Vaccinations use small amounts of killed or weakened microorganisms that cause the targeted diseases.
Introducing these altered pathogens into the body assists the immune system in developing antibodies as if it were fighting off the actual disease. These antibodies provide the patient with long-term protection.
Reasons for Immunizations
Many diseases that once caused serious illness, residual disability and even death are rare today because of routine immunizations. Diseases such as polio, measles and pertussis (whooping cough) that previously infected thousands of people annually have been nearly wiped out. When an individual is immunized against a disease, the chances of contracting that illness are eliminated or greatly reduced. Vaccination may also reduce the risk of complications if the disease in contracted in spite of the vaccination.
Certain immunizations are required or recommended for public school or college attendance, in order to enter the military or before traveling to other countries. Vaccinations are also recommended for certain populations, such as infants, adolescents, older adults, pregnant women, or individuals with chronic medical conditions.
Some of the vaccines recommended by the Center for Disease Control and Prevention include those for the prevention of:
- Hepatitis A and B
- Pneumococcal pneumonia
- Human papillomavirus (HPV)
- Herpes Zoster (shingles) for adults over 60 years
- Meningitis for college students or others in dormitories
Social Resistance to Vaccinations
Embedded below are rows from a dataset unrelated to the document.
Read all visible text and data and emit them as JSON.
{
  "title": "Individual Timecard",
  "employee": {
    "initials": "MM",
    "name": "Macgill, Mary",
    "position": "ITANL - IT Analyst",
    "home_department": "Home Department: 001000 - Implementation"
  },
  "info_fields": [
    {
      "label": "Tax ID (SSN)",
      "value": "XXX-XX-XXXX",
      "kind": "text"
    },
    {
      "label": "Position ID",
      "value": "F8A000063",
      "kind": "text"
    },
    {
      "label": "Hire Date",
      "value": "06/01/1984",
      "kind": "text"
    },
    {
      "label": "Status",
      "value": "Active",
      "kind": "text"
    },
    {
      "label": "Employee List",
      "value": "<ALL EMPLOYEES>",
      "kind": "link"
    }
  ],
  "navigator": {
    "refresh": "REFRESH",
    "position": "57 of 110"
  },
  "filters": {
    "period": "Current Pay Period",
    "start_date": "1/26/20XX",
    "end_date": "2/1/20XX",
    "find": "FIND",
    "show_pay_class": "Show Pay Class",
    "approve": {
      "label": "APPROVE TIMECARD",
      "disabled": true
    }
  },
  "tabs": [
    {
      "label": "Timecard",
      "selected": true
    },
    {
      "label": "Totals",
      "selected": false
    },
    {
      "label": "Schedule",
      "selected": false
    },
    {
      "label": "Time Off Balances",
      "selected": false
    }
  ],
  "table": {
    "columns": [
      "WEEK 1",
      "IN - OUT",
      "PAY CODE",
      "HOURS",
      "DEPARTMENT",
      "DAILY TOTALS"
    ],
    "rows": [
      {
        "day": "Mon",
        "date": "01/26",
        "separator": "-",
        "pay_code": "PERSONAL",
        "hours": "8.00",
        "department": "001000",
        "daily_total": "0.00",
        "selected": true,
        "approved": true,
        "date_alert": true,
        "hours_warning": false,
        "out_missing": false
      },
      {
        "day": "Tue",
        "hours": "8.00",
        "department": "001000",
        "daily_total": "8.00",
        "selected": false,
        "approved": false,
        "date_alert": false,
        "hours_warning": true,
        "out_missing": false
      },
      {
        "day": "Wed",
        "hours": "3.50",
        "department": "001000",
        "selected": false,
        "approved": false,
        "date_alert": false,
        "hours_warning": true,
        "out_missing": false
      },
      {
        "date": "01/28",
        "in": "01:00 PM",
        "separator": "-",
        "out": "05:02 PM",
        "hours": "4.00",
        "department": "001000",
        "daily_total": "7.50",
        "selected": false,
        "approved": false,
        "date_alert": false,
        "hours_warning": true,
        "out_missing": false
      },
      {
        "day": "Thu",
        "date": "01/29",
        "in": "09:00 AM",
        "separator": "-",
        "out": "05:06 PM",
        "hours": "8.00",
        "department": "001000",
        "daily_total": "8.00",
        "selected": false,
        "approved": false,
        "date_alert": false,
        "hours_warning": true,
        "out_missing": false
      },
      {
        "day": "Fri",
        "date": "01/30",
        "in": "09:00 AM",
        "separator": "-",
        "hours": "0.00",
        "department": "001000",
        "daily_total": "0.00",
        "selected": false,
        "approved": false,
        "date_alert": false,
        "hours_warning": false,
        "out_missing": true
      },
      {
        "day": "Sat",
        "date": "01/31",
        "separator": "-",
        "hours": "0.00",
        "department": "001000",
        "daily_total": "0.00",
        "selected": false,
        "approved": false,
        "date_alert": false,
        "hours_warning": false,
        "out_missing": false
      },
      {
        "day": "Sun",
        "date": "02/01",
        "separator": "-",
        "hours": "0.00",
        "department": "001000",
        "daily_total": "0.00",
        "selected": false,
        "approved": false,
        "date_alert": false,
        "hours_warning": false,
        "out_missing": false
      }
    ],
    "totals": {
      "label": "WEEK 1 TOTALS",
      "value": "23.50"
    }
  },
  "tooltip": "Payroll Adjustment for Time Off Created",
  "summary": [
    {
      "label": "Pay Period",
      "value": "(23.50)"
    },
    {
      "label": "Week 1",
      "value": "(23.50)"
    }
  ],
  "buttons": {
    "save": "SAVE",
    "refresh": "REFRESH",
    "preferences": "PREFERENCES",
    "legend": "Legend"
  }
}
Some people continue to question the safety of vaccinations, believing their administration may cause various abnormalities, such as autism. All research studies to date prove that these fears are unfounded. In some communities, particularly among certain ethnic groups or in certain foreign countries, suspicion of ulterior political motives for vaccination abound. The resistance of certain individuals and populations to receive, or have their children receive, vaccinations has led to recent outbreaks of diseases previously thought to have been eradicated.